“A text without a context is nothing but a pretext.”
I learned that phrase in a Bible Interpretation class during my first year of Bible school. Therefore, I am very sensitive whenever I hear Old Testament Scripture quoted and applied with no thought given to its original audience.
Most often, the primary recipients of the words contained in the Old Testament were Jewish. The words applied to a specific situation they were facing as the people of God.
One of the universal dangers I see in interpreting and applying Scripture is in the use of the Old Testament for modern-day understanding. While still true that “All Scripture is inspired by God and is useful…”, one must always be cautious in making Old Testament connections to contemporary life without first passing it through the lens of the original recipients. Not doing so can lead, at best, to claiming promises never intended for today’s audience, or at worst, to flagrant mangling of the meaning of Scripture.
One example I hear most often is this:
“For I know the plans I have for you,” says the Lord, “plans to give you a future and a hope” (Jeremiah 29:11).
I cringe every time I hear a follower of Messiah today use this passage as a kind of security blanket that promises comforting situations ahead. This is one of the most popular verses in the Bible. However, if we’ve ever quoted this verse to ourselves and to others, and do not understand the context from which it comes, it can have surprising – even disappointing – consequences.
The passage does give a promise for a future and a hope, but the whole story is far more compelling for our lives than we might realize. In context, Jerusalem has been conquered and the inhabitants are being deported to a foreign land they have never known. The Jewish people had endured crushing destruction to all they had ever known as their life. Families had been torn apart. Those exiled to captivity longed for home and restoration.
Jeremiah is writing to those who had already arrived in Babylon. We find this text within that letter. Had this just been a one-sentence note, that’s all there would have been to say. But this was a letter, and this promise was not the whole story.
“Build houses and settle down. Plant gardens and eat what they produce. Marry and have sons and daughters. Increase in number there. Seek the peace and prosperity of the city to which I have carried you in exile. Pray to the Lord for it.” That was the larger message of God to His people in captivity.
There WAS a future hope, but in all likelihood the recipients of this promise would never experience it themselves. They would die in captivity before it was realized by the next generation.
Jeremiah prophesied further, “When seventy years are completed, I will come to you and fulfill My promise to bring you back to this place. For I know the plans I have for you, declares the Lord….”
God told the people of God it was going to take some time. Seventy years, to be exact. So rather than being bitter for the next 70 years, they were to establish roots. They were to thrive where they were. God was in control.

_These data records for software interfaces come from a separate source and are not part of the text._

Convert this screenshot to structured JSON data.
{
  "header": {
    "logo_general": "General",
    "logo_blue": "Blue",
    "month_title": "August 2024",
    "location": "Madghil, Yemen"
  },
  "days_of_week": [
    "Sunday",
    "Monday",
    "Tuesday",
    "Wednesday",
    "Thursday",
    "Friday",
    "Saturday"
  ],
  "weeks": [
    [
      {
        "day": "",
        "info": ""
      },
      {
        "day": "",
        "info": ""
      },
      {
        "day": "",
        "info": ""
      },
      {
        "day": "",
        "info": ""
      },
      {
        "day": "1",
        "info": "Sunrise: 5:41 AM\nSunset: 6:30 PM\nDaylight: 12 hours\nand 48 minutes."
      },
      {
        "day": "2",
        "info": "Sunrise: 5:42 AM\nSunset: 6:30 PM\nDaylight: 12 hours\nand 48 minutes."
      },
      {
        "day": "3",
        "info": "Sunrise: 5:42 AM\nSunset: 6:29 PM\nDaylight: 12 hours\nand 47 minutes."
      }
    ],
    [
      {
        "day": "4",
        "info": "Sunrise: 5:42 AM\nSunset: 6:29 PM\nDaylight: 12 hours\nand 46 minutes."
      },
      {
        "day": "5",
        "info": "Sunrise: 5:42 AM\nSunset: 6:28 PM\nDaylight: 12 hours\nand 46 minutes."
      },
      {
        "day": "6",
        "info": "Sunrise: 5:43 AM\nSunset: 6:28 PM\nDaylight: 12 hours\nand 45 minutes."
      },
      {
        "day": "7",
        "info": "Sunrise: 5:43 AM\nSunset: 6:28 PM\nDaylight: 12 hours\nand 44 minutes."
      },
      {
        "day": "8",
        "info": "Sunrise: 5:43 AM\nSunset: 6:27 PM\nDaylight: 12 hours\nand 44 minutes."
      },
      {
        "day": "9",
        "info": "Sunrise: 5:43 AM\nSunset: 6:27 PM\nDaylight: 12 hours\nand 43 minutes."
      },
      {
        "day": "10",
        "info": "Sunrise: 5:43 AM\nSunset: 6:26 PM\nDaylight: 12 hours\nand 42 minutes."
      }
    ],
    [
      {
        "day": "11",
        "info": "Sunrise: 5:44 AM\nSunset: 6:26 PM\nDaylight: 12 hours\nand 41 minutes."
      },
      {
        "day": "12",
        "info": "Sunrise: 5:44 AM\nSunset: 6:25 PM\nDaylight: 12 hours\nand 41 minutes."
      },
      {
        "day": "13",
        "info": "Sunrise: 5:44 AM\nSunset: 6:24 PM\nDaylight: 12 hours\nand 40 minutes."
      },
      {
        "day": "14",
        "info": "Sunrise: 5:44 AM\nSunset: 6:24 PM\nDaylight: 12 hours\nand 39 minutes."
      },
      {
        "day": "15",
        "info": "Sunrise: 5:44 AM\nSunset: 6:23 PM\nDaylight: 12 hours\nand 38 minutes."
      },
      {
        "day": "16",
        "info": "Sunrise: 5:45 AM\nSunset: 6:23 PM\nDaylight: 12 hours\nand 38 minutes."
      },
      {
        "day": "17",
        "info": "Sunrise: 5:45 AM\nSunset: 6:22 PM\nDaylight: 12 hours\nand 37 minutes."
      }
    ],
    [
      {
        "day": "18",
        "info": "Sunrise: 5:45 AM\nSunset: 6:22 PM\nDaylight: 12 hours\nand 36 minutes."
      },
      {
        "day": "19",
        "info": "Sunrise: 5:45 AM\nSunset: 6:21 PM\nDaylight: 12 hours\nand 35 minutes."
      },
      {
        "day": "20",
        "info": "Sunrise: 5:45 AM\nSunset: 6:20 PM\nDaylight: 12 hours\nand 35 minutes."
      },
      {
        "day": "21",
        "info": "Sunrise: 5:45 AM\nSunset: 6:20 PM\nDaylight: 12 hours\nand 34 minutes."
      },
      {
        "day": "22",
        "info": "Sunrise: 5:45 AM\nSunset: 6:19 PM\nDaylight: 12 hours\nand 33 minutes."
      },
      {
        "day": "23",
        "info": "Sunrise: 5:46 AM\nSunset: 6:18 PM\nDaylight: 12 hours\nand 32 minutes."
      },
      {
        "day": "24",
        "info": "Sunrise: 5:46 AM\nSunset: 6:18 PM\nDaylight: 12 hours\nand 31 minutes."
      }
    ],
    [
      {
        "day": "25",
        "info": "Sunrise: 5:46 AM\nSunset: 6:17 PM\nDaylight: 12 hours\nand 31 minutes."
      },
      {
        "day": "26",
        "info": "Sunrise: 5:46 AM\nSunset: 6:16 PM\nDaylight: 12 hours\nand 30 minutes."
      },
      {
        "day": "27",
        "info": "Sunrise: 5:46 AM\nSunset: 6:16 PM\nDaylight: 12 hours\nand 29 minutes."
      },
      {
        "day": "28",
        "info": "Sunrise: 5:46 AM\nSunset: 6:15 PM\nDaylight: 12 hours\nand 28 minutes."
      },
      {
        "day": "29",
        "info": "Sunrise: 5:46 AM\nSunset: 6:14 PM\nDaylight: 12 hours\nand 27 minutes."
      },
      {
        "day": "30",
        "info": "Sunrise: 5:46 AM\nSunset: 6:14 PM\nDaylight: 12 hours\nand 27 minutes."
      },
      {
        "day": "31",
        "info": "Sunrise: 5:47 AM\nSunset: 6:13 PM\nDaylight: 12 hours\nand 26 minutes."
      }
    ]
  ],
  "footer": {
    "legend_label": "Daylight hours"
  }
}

However, this was not the quick accomplishment of His objective. Instead, the message was to thrive where they were, while they waited. God’s promise of hope and a future is a solid foundation.
How does this passage apply to us?
God certainly has plans for us today. They are indeed plans for good and not disaster. Yes, they are plans to give us a future and a hope. It just might look different than what we were anticipating, both in substance and timing.
It is our part, with gratitude, to be thankful for what God is providing as we lean into the life He has given us this day. Rather than waiting for things to change so life can begin again, perhaps you are being encouraged to thrive where you are while you wait.
Let’s be careful as we interpret and apply God’s word for ourselves and teach it to others. The maxim is still true: a text without a context is nothing but a pretext.